__ASSIGNMENT__
From the entries below, extract every line that includes the word "JSON".

----- SUPPLIED MATERIAL

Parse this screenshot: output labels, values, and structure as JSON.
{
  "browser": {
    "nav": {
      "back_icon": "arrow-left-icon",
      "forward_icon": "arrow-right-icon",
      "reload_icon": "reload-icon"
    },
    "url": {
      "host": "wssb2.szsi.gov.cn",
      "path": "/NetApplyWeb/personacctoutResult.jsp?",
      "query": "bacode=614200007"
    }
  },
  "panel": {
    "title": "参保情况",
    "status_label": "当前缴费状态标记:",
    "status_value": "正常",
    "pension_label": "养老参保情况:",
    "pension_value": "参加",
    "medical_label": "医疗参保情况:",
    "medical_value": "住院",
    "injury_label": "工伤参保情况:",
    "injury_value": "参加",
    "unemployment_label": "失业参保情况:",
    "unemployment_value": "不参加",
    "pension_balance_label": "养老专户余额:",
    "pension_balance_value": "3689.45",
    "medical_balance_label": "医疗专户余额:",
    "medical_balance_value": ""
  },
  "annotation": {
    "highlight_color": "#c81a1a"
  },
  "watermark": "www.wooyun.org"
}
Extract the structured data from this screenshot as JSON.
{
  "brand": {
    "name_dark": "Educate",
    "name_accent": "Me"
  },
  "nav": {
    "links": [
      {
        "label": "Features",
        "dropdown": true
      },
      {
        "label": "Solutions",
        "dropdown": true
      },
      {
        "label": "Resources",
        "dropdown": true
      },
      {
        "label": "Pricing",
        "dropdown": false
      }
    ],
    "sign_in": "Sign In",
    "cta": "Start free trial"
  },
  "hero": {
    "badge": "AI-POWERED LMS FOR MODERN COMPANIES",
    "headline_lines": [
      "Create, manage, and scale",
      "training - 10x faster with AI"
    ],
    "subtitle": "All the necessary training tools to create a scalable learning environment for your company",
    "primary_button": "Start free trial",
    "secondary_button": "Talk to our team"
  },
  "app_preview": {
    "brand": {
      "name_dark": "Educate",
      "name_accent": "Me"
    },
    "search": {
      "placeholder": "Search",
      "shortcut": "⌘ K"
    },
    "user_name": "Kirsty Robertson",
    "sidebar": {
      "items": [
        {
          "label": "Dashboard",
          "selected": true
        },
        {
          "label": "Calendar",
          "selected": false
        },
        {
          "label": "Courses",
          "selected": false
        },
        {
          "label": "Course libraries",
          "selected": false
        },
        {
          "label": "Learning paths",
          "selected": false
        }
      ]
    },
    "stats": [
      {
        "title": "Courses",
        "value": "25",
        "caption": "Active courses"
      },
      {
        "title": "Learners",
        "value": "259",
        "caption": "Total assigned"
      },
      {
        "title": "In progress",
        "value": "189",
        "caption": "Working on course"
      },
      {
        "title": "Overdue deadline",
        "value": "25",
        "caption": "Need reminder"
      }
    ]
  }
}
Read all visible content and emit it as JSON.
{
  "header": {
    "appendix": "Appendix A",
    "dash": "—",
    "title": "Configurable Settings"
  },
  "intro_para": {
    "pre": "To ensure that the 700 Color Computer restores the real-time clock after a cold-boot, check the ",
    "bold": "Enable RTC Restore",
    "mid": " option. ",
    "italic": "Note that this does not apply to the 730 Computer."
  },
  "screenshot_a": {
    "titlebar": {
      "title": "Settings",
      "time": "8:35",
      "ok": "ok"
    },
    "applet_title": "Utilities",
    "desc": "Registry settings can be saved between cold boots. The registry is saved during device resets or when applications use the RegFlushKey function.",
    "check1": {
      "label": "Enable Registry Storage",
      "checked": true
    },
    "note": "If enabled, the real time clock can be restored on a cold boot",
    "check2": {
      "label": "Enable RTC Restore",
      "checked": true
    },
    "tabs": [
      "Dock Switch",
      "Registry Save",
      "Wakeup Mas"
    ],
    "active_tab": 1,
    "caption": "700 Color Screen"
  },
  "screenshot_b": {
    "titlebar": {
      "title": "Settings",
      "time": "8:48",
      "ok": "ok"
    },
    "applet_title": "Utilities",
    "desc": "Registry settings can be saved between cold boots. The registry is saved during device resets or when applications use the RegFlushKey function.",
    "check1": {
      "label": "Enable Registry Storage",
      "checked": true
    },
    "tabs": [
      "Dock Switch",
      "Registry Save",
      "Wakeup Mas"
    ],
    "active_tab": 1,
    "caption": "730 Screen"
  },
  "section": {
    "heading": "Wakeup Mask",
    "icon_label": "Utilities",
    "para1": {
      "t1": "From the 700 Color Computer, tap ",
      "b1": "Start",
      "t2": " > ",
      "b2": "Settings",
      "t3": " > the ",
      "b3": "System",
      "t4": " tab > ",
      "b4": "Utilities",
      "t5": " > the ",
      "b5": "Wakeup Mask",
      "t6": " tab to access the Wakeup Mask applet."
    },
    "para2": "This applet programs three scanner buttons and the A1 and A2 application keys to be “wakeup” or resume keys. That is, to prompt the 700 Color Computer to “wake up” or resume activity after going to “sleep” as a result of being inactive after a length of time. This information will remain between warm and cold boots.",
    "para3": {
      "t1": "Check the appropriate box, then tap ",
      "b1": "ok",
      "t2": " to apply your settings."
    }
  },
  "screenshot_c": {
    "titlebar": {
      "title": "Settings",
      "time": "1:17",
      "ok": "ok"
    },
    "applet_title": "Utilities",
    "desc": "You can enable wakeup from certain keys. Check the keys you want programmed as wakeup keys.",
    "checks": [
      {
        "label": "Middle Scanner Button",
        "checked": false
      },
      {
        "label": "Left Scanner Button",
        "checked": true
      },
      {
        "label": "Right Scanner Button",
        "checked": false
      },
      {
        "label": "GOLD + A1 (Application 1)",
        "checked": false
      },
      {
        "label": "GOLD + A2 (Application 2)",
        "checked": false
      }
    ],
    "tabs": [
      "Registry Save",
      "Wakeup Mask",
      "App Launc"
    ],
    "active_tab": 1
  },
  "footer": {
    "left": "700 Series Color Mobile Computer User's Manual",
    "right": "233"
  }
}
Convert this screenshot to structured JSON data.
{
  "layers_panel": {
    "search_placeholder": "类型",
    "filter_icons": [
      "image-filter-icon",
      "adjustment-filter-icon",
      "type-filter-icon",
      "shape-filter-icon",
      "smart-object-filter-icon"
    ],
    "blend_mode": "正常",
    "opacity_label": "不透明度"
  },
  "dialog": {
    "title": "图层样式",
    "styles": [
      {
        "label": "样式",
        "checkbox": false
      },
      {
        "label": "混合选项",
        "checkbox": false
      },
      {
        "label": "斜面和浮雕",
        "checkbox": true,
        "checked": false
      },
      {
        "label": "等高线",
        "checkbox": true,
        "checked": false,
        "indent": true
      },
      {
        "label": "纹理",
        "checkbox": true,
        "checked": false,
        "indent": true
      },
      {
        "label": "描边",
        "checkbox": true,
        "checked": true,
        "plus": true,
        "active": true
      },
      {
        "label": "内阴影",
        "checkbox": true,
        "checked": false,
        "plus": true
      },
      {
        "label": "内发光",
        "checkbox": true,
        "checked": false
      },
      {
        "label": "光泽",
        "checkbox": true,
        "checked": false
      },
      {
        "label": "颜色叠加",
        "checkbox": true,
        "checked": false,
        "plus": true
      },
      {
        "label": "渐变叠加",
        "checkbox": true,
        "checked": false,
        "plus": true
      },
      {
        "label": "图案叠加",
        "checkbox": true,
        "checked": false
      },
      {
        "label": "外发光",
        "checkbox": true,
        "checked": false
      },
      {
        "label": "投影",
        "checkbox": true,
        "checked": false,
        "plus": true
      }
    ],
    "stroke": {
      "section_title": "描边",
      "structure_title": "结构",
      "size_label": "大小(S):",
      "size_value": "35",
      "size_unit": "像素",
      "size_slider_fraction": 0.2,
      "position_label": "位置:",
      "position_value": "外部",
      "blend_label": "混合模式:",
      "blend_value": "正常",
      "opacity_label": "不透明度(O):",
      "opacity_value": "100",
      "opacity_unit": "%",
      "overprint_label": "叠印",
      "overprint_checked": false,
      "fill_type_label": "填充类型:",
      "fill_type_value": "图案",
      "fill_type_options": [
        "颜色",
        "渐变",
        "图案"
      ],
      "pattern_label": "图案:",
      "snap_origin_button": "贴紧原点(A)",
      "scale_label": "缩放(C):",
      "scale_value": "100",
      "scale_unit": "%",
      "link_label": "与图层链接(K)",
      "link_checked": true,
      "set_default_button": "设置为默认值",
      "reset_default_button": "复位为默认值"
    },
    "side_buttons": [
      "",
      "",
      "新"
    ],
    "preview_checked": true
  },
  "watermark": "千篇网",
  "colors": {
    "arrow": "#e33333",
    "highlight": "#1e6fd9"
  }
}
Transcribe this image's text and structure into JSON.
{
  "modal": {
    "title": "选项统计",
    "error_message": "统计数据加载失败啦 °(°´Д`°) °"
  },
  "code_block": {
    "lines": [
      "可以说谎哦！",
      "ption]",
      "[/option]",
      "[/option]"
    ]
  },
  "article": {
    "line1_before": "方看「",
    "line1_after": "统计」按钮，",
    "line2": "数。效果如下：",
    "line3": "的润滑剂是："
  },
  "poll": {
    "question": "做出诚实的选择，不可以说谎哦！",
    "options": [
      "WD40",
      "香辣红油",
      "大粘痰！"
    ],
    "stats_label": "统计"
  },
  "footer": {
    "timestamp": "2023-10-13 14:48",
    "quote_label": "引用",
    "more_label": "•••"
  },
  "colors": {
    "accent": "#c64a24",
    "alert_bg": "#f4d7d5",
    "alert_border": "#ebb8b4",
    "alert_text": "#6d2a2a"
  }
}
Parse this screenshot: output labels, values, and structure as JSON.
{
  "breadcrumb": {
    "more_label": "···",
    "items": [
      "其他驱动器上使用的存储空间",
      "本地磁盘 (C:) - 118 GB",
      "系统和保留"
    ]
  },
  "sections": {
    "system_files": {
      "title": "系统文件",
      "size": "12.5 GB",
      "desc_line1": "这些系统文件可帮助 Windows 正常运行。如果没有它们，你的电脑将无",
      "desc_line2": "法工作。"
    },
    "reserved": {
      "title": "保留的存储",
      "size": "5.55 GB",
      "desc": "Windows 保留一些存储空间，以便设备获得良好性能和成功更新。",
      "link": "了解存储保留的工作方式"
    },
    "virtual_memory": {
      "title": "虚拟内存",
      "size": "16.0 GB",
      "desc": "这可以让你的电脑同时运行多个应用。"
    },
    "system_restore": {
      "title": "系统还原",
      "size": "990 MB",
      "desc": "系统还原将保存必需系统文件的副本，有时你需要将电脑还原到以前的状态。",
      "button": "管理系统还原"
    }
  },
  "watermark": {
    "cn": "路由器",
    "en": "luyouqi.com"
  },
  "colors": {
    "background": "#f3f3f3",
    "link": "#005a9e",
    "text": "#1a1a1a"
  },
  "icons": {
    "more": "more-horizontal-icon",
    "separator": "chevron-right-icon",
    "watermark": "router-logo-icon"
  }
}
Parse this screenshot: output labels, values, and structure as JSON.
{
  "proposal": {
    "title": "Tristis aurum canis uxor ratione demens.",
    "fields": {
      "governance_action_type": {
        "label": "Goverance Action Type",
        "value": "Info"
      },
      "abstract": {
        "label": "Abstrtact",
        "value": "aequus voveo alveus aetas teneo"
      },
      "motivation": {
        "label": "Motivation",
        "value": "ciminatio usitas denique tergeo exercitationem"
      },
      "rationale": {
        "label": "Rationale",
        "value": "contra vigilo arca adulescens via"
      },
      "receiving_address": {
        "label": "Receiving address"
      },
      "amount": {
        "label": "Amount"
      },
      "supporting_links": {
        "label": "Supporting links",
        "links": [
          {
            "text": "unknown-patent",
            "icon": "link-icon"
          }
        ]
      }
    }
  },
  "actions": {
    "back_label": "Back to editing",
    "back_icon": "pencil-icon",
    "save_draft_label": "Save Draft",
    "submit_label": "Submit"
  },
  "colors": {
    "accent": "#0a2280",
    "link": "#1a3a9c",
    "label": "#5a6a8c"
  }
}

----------

__EXERCISE OUTPUT__
Parse this screenshot: output labels, values, and structure as JSON.
Extract the structured data from this screenshot as JSON.
Read all visible content and emit it as JSON.
Convert this screenshot to structured JSON data.
Transcribe this image's text and structure into JSON.
Parse this screenshot: output labels, values, and structure as JSON.
Parse this screenshot: output labels, values, and structure as JSON.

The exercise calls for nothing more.